Online supporters of President Donald Trump are scattering to smaller social media platforms, fleeing what they say is unfair treatment by Facebook, Twitter and other big tech firms looking to squelch misinformation and threats of violence.
The efforts by those mainstream platforms, prompted by the deadly rampage at the U.S. Capitol on Jan. 6, will likely succeed, according to social media and misinformation experts. But the crackdown could send some of Trump’s fiercest supporters retreating to dark and secret spaces on the internet where conspiracy theories and violent rhetoric run rampant.
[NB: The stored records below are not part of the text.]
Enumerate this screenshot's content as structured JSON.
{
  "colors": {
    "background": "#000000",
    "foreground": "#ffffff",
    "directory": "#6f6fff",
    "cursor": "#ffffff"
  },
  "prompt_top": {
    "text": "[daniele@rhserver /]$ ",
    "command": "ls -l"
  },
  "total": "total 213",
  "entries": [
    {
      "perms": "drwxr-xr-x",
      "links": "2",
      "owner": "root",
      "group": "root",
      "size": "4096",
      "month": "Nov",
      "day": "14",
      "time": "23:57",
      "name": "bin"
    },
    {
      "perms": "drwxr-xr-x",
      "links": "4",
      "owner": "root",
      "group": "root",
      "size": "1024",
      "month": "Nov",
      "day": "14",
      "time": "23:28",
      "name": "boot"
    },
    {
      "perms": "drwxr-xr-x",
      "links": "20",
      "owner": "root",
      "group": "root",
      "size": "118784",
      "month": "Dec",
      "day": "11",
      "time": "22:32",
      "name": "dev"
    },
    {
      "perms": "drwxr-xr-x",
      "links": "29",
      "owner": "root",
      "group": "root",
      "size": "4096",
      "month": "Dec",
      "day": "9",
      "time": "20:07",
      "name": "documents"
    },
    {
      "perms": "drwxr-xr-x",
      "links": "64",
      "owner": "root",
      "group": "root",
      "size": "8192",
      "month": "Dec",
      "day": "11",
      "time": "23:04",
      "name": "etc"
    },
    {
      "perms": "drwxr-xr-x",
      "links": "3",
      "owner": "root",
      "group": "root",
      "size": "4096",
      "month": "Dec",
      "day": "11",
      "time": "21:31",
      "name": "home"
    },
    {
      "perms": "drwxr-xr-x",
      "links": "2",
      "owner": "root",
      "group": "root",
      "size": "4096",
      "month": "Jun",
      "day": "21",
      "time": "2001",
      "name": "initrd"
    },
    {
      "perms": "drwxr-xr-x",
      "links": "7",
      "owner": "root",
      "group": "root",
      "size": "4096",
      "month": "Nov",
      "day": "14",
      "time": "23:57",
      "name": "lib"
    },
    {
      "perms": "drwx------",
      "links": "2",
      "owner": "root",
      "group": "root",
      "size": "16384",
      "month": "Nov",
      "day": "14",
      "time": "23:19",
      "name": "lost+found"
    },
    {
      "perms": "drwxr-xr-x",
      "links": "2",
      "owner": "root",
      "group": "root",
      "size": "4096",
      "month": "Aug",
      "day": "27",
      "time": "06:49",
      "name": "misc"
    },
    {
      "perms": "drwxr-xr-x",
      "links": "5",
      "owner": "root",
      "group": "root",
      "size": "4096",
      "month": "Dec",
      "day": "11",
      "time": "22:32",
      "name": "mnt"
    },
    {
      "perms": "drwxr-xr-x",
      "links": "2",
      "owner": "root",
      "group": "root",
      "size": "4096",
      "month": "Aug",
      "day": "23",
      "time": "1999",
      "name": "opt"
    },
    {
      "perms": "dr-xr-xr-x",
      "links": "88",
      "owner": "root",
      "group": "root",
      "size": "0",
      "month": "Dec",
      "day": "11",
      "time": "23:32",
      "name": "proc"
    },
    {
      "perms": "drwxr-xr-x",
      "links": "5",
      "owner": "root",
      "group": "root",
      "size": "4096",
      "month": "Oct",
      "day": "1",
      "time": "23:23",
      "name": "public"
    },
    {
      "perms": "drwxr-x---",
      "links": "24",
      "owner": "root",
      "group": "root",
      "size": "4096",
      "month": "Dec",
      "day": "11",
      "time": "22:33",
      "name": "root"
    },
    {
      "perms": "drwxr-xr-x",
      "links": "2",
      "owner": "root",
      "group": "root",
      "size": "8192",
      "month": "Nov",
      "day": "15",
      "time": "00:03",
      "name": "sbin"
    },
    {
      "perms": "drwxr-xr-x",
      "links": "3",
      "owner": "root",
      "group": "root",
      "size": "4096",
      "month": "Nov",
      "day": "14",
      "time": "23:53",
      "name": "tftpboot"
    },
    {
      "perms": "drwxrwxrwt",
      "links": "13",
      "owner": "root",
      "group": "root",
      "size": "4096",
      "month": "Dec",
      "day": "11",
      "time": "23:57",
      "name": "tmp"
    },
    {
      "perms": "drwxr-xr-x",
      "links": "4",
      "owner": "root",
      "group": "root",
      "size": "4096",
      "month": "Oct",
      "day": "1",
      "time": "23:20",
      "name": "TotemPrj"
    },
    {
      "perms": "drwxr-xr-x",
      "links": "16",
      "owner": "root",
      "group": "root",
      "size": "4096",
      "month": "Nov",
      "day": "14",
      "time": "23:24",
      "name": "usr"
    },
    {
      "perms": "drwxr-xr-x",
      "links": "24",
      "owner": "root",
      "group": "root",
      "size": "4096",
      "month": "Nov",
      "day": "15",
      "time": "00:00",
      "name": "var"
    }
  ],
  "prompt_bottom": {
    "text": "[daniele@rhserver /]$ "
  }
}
“We’re going to see less opportunity to radicalize new people” on mainstream platforms, Kate Starbird, a leading misinformation expert at the University of Washington said Wednesday. “But for those who are already radicalized, or already down the rabbit hole with conspiracy theories, this might not make a difference if the places they go become echo chambers.”
For years, mainstream tech companies had been the target of conservative ire, with complaints that Facebook and Twitter enforce their policies with a political bias. The platforms also have been criticized for allowing harmful conspiracy theories and hate speech to thrive on their sites.
Then came an unprecedented response from the tech companies to the Capitol riot, fueled in part by false and misleading social media posts that undermined faith in the U.S. election. Twitter banned Trump’s account, as well as 70,000 accounts associated with the far-right QAnon conspiracy theory. Facebook and Instagram suspended Trump through the end of his term, and removed posts fraudulently claiming that the U.S. election was stolen. Snapchat also banned Trump, and on Wednesday, YouTube suspended his channel for at least a week.
Some conservative users had briefly found refuge on Parler, only to see the conservative alternative to Facebook go dark Monday when Amazon stopped providing hosting services. Parler sued Amazon over the ban; Amazon responded by arguing the platform’s “unwillingness” to remove posts threatens public safety.
The crackdown prompted many conservative posters to consider more obscure alternative platforms such as Gab, which has marketed itself to Trump supporters. Gab CEO Andrew Torba, who describes himself as a “Christian entrepreneur and American populist,” posted Wednesday that 1.7 million users signed up in the past four days.
“This is where we make our final stand for our sacred birthright bestowed by God and affirmed by our Founding Fathers,” read a comment shared by Torba.